In a library context, a title is the name of a book, journal, or other publication. The title of a work is typically provided on the cover or title page of the work and may be used to identify and distinguish it from other works. Titles are often included in library catalogs and databases, along with other bibliographic information, to help users locate and identify specific works. The title of a work may be a single word or phrase, or it may be a longer, more descriptive title that provides more information about the content or focus of the work.
There are many different types of titles that may be used for books, journals, and other publications, and the specific type of title used may depend on the content and focus of the work. Some common types of titles include:
- Descriptive titles: These titles provide a brief, descriptive summary of the content or focus of the work, and may include key words or phrases that relate to the subject matter.

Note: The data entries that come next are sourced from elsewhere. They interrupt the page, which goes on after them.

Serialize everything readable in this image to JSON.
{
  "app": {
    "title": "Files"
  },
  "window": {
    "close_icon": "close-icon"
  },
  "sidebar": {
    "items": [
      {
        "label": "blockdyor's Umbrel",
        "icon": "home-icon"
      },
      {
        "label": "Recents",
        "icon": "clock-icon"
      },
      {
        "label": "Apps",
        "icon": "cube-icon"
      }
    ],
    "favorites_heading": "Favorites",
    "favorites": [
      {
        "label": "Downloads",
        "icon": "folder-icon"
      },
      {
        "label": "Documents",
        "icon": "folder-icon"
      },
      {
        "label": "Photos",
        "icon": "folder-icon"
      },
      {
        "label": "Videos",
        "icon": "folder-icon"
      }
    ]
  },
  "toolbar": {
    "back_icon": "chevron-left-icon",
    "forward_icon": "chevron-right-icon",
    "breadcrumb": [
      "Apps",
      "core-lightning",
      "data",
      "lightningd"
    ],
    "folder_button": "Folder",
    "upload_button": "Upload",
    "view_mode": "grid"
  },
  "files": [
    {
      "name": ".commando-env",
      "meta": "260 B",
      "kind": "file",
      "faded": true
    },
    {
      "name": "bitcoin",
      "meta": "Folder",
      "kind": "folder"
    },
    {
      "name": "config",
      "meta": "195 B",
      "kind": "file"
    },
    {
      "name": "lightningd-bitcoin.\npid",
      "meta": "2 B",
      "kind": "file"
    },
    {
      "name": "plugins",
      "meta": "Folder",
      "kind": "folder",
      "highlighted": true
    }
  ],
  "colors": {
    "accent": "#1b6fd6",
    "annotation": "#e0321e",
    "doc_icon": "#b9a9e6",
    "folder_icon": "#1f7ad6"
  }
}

- Creative titles: These titles may be more imaginative or literary in nature, and may use figurative language or literary devices to convey the theme or tone of the work.
- Numeric titles: These titles use numbers or letters to indicate the order or importance of the work, such as “Volume 1” or “Chapter 3.”
- Titles with subtitles: These titles include a main title and a secondary title or phrase that provides additional information about the content or focus of the work.
- Short titles: These titles are brief and to the point, and may consist of a single word or phrase.
- Long titles: These titles are more descriptive and maybe longer, providing more information about the content or focus of the work.
The specific type of title used may depend on the needs and preferences of the author or publisher, as well as the nature and focus of the work.